◆ Assigned task ◆
Each line below containing the word "realname" needs to be shown.

Top of Supplied records

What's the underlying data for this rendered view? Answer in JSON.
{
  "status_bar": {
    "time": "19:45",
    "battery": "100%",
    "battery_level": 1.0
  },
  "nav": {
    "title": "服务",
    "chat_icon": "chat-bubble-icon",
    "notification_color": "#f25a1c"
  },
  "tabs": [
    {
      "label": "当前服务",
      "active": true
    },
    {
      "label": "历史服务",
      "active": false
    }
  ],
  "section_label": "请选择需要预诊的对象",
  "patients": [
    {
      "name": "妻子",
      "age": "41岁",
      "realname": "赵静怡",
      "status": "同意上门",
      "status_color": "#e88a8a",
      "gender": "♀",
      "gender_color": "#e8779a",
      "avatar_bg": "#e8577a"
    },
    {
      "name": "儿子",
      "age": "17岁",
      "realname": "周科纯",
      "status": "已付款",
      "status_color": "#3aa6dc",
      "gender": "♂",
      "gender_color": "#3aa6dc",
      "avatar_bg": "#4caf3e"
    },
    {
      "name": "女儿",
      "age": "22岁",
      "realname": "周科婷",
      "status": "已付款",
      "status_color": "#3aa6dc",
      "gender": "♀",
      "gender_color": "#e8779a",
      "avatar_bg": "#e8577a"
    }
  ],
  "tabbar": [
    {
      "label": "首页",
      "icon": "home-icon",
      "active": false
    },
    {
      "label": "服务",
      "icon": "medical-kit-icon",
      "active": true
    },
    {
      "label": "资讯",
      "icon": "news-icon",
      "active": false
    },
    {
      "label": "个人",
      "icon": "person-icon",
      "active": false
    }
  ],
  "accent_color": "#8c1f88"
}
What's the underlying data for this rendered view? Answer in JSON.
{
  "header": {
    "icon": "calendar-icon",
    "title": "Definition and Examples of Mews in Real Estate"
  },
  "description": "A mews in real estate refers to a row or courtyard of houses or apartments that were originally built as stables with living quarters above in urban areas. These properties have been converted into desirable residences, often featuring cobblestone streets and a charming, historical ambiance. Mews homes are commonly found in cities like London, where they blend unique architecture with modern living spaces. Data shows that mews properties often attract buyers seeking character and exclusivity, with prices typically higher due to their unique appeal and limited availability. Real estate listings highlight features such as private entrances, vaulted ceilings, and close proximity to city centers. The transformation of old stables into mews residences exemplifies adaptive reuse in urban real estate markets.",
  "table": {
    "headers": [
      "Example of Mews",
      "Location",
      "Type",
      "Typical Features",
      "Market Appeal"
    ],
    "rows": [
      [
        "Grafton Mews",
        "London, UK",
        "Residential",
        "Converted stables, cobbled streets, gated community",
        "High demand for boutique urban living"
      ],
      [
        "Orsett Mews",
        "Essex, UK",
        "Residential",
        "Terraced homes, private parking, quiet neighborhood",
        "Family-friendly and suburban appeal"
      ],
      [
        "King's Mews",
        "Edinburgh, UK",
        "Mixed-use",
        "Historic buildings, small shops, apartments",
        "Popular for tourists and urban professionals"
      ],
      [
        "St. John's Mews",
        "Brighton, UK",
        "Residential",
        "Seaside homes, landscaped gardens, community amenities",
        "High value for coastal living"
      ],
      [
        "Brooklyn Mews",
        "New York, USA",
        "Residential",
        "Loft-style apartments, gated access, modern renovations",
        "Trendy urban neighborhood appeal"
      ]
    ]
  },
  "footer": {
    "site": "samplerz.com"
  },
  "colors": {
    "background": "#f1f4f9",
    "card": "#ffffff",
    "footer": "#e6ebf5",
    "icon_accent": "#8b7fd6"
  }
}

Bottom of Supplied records

◆ Written solution ◆
      "realname": "赵静怡",
      "realname": "周科纯",
      "realname": "周科婷",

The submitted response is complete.